Equipping young people to make a change in agriculture
This YPARD report (PDF) provides one of the first comprehensive explorations of the impact mentoring can have both on young and senior agricultural professionals. A diversity of mentoring models were studied and in early 2015, YPARD decided that to understand how mentoring can best benefit its diverse global network, a number of different approaches to mentoring should be piloted – namely face to face, virtual, blended and group/peer mentoring. This report explores the outcomes, strengths and limitations of each approach. As this report demonstrates, young people in agriculture who have received mentoring are likely to see and promote agriculture as a viable career, have increased opportunities to access funding, from seed funds to loans to scholarships, become more business savvy and are invited to meaningfully participate in important conferences and events. They are seen as role models in their communities, enabling community resilience and better farming practices, leading to more secure and diverse food supplies. The report presents case studies and data exploring the impact mentoring is having in the lives of young people.

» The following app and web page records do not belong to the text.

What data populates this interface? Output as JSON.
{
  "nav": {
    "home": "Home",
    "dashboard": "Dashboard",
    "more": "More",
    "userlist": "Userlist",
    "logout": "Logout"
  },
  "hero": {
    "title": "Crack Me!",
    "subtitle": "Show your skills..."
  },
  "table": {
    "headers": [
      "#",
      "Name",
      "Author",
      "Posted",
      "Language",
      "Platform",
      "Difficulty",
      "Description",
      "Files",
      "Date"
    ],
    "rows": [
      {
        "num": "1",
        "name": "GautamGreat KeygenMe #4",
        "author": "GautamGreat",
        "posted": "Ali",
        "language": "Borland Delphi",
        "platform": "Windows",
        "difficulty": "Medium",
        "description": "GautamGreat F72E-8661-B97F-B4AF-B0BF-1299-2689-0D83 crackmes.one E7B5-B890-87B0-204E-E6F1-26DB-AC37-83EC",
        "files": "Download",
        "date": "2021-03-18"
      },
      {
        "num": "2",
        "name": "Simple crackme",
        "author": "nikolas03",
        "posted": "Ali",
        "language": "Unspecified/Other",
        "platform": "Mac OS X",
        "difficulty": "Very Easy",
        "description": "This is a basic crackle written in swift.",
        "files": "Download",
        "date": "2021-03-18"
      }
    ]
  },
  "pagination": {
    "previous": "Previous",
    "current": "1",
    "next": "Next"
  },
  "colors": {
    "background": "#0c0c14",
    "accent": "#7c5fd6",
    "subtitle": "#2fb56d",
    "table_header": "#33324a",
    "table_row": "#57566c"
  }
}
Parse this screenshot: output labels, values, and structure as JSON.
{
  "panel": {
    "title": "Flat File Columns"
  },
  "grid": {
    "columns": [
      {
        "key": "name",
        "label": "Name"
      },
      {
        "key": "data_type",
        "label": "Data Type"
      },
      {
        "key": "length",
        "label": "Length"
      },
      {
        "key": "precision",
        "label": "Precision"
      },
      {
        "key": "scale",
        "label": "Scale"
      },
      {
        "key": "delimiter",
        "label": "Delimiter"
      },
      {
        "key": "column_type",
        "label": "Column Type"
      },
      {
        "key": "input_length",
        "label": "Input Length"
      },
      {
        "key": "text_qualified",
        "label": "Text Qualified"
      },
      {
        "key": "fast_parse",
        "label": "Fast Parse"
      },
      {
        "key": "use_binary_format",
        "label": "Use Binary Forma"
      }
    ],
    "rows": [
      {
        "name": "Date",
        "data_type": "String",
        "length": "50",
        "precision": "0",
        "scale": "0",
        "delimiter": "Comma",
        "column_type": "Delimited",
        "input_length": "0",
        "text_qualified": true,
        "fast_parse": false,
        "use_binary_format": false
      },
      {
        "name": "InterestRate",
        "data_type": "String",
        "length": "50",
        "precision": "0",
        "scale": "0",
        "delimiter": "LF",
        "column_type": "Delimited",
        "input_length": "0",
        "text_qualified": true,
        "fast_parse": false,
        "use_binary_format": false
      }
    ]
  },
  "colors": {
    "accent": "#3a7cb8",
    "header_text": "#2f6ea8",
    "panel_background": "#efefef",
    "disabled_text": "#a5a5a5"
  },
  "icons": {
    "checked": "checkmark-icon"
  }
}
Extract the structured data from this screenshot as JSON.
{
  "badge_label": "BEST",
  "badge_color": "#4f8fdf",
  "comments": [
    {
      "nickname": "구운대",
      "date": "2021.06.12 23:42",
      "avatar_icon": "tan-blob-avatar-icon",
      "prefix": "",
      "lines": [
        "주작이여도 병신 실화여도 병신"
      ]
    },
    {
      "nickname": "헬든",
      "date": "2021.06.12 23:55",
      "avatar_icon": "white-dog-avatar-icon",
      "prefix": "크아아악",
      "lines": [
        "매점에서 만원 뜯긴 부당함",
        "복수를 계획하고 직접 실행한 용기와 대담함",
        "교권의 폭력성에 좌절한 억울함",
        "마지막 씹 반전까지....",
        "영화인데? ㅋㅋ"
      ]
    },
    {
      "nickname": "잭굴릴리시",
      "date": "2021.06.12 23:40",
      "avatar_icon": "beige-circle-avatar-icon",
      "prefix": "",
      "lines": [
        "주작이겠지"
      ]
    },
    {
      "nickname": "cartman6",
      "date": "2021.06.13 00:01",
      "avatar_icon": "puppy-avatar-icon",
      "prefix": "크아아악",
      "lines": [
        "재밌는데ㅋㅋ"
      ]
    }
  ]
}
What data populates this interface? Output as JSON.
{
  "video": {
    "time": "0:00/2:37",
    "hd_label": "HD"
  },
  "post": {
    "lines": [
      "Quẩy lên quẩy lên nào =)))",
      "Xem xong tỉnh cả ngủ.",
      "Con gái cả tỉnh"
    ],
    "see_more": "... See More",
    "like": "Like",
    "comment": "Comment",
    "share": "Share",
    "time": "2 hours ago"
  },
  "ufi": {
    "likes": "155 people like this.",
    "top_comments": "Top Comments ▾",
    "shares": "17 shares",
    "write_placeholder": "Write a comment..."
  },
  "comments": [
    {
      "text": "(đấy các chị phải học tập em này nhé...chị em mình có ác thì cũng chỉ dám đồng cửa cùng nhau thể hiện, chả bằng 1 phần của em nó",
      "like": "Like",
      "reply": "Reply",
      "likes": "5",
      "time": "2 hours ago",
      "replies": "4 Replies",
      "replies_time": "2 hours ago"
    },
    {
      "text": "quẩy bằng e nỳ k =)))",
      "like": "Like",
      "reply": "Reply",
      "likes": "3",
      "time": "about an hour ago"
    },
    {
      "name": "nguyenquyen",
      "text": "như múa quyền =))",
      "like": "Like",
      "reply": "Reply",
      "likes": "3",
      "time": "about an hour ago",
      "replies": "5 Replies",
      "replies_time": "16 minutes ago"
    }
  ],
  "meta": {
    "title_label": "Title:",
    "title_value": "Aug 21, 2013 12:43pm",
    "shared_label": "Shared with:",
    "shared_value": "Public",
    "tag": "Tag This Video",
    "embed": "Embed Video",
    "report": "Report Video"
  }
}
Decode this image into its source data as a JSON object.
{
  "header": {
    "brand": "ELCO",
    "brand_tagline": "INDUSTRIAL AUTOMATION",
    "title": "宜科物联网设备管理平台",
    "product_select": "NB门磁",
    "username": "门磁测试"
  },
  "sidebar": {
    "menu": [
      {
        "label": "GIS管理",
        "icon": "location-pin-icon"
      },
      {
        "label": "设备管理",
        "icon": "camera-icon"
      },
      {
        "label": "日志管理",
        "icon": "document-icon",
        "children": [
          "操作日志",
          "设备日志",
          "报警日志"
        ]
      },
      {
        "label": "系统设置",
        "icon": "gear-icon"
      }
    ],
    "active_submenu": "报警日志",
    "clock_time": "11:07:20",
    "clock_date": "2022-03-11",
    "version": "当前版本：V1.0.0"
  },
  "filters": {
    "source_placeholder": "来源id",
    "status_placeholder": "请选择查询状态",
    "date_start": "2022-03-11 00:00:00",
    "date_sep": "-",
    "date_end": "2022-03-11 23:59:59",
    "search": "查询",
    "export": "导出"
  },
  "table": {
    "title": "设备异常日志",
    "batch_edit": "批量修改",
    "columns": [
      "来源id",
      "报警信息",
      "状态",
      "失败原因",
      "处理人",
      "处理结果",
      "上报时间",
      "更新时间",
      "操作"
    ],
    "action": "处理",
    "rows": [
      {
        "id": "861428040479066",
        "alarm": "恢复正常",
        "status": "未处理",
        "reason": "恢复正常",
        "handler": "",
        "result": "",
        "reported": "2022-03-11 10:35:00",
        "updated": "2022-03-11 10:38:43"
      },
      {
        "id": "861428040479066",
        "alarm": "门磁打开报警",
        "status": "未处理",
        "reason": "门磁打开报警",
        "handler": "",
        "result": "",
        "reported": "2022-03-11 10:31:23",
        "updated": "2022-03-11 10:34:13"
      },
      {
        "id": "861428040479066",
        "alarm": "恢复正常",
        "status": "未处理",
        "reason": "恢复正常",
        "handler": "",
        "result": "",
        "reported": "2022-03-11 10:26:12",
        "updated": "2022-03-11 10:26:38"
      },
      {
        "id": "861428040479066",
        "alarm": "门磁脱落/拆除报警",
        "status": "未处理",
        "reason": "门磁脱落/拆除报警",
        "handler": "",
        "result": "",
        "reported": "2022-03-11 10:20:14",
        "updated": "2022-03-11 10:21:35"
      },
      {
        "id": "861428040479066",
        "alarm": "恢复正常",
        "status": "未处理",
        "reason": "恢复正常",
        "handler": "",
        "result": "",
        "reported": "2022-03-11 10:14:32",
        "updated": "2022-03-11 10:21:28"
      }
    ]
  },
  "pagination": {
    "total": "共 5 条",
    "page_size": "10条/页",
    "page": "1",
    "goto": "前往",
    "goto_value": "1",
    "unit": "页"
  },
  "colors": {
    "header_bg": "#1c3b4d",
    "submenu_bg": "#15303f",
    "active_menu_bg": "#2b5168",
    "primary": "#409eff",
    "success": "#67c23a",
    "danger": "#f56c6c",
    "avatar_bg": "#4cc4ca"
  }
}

Recommendations discussed include: 1. Face to face meetings enhance mentoring relationships and require investment; 2. Relationships must have an anchor/focus but this must be flexible; 3. Take steps to address time poverty; 4. Help mentees ask for help; 5. Set a nurturing, patient and supportive group culture in all projects; 6. Training and checking in is crucial; 7. Mentees need access to funding and practical opportunities; 8. Future program management and coordination is decentralised; 9. Expand M&E design to capture longer term lessons and successes; and 10. Operate from a comprehensive and realistic budget.